In a recent entry on this blog I discussed whether the plans you are producing make sense. Just to keep the math simple and not frighten away the RFC members who have not yet charged fees, I suggested the benefit of $10,000 in the future might have a present value of $5,000 which would be a healthy return on a $1,000 Plan Fee.
Forget that! Let’s get real! If your clients really value your financial advice they will pay a lot more. $3,000 would be the minimum and $5,000 average and some planners are charging up to $25,000. I am not talking about AUM (Assets Under Management) fees. I mean the fee you charge for the testing, examination, diagnosis and prescription – not the surgery, therapy or radiation treatments delivered by a physician. And remember, you are proposing treatment of the second most important organ in the human body – the wallet.
If you spend hours gathering facts, objectives, goals, emotions, and family history, plus the organization of all that data and testing various treatments and portraying it vividly to a client – you are at least 75% of the way toward the implementation of successful financial improvement.
One thing that attracts RFC members to planning for business owners is that it clearly does not require “investment advice” as described by the SEC and the various pieces of legislation and regulation. So they can charge a fee of any amount and not be involved in SEC, RIA or FINRA.
You can do the same with advice for consumers personally. Avoid any investment advice during the plan design and implementation stage and avoid those issues. Of course, if you later offer AUM or sell securities products then those actions are subject to regulation by the SEC and its cohort FINRA,

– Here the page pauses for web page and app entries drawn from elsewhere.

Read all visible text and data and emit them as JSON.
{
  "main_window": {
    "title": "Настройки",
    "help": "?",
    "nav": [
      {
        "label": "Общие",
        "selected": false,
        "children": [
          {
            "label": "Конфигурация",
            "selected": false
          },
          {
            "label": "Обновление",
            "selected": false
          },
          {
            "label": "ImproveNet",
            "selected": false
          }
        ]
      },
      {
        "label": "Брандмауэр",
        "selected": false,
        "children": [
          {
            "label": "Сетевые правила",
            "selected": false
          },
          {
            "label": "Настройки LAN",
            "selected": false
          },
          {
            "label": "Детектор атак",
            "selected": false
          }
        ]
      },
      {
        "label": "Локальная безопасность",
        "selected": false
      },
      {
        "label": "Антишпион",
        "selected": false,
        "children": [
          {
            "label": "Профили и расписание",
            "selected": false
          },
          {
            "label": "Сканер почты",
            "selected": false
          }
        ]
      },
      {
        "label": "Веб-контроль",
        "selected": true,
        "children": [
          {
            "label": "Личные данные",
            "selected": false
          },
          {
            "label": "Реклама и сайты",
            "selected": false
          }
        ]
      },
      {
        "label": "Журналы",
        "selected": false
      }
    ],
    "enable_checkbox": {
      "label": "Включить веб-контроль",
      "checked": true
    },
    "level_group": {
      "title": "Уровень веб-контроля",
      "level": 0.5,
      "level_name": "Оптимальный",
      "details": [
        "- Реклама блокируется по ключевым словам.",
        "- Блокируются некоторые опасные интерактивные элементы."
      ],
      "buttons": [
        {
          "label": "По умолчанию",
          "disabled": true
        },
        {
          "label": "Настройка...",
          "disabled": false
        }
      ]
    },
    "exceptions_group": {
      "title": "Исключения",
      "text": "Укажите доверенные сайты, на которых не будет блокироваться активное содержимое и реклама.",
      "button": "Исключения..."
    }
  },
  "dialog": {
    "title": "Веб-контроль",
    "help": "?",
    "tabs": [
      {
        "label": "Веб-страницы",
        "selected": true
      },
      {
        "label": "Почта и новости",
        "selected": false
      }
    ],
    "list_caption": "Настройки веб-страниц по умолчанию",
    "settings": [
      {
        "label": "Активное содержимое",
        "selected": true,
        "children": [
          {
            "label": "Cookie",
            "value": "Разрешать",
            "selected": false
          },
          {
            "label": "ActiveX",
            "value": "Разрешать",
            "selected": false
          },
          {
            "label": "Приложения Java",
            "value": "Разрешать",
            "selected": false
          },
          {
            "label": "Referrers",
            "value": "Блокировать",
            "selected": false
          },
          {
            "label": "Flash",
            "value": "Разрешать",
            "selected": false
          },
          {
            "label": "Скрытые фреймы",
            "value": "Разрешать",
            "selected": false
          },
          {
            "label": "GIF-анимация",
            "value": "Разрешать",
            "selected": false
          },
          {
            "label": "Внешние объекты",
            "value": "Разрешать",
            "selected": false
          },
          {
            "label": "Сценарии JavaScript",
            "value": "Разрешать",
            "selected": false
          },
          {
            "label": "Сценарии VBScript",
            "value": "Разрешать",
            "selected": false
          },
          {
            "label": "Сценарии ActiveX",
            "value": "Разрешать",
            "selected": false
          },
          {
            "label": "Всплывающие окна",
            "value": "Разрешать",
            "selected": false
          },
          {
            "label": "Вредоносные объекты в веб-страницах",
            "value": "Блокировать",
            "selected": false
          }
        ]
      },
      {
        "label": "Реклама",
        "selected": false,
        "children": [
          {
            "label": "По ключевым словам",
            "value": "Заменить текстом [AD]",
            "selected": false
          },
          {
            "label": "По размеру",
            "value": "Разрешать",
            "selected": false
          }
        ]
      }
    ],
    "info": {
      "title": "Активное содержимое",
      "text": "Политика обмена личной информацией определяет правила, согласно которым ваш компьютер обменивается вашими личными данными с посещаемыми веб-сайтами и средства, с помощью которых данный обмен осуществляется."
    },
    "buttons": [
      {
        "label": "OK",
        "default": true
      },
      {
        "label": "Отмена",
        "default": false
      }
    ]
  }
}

Should a broker/dealer or RIA get a portion of your Plan Fee, despite the fact that it contributed little or no effort toward the construction and implementation of the Plan? That will depend on you, your b/d and your legal counsel.
If you want to see a sample of an Engagement Agreement, Disclosure and Plan Assurance documents, then email the IARFC office. Be sure to let us know if you are interested in business clients or individuals. Send your email to: email@example.com